→ **Description of the task**:
Go over the listing below line by line, and return each one holding the string "Ödeme".
** Opening Listed records block **
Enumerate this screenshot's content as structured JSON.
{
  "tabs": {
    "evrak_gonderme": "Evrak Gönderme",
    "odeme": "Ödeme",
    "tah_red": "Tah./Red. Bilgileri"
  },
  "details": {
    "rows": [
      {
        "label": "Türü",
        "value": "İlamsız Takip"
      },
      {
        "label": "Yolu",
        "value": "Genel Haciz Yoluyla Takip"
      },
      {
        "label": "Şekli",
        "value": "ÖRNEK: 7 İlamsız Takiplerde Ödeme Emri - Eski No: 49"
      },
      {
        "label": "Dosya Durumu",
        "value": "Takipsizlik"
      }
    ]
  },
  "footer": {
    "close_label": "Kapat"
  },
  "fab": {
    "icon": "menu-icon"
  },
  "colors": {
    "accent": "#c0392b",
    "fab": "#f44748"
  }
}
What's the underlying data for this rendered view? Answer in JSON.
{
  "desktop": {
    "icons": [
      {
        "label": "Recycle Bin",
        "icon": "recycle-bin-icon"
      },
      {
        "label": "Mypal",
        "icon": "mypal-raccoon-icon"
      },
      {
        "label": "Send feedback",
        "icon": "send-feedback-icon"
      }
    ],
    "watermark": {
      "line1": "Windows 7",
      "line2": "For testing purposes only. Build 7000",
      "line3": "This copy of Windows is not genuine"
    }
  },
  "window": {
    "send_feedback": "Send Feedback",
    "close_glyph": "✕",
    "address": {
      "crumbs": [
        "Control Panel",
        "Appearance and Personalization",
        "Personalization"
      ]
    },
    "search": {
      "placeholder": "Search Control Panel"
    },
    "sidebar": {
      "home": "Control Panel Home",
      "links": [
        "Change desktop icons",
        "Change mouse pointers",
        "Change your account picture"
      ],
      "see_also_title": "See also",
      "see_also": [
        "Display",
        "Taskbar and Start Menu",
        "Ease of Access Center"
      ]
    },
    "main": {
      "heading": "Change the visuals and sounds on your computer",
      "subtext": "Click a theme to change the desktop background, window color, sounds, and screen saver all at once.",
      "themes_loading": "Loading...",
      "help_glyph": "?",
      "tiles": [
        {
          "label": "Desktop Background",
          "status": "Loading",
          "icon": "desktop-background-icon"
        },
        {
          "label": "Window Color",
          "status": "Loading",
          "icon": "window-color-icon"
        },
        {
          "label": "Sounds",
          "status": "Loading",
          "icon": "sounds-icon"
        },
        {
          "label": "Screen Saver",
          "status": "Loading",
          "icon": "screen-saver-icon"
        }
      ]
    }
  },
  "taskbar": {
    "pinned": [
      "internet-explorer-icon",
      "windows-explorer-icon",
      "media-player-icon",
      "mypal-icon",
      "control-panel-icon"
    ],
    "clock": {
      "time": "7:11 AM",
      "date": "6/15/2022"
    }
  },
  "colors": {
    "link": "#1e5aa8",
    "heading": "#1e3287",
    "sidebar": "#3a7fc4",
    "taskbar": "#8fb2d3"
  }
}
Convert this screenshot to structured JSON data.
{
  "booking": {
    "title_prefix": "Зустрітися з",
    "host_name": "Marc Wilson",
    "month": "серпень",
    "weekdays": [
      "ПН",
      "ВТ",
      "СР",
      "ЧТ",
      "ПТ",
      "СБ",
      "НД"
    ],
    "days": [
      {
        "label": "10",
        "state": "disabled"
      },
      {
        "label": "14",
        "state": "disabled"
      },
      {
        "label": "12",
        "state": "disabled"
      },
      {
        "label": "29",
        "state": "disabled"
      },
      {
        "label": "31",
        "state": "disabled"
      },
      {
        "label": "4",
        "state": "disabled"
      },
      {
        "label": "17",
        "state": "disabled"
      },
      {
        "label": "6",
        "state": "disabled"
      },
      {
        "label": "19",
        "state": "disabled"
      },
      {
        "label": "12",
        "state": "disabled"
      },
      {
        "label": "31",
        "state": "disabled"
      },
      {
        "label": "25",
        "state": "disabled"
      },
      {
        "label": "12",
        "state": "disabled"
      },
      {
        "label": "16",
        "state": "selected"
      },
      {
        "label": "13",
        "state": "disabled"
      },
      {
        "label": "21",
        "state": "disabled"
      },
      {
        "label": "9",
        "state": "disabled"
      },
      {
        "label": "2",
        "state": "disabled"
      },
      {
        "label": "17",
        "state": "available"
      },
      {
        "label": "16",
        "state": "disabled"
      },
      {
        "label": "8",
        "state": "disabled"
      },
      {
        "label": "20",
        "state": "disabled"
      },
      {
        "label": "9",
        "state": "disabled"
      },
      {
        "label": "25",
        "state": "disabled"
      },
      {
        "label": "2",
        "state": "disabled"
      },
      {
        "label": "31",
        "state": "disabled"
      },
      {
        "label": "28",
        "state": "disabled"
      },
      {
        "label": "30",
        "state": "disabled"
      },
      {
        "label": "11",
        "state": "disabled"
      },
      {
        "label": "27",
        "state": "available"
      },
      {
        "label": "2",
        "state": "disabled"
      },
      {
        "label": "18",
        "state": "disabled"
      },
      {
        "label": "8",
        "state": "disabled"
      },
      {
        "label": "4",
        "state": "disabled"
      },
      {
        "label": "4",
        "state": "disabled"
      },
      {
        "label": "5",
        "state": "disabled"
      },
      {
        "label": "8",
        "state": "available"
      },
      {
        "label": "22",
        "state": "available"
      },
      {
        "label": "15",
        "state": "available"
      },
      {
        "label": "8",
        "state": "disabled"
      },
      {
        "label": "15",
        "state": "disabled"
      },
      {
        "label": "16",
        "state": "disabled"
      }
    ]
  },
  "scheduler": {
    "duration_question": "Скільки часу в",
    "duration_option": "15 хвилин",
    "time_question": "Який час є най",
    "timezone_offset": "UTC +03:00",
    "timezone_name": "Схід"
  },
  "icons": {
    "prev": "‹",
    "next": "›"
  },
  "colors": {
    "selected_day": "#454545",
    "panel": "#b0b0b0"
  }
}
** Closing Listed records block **
→ **Response area**:
    "odeme": "Ödeme",
        "value": "ÖRNEK: 7 İlamsız Takiplerde Ödeme Emri - Eski No: 49"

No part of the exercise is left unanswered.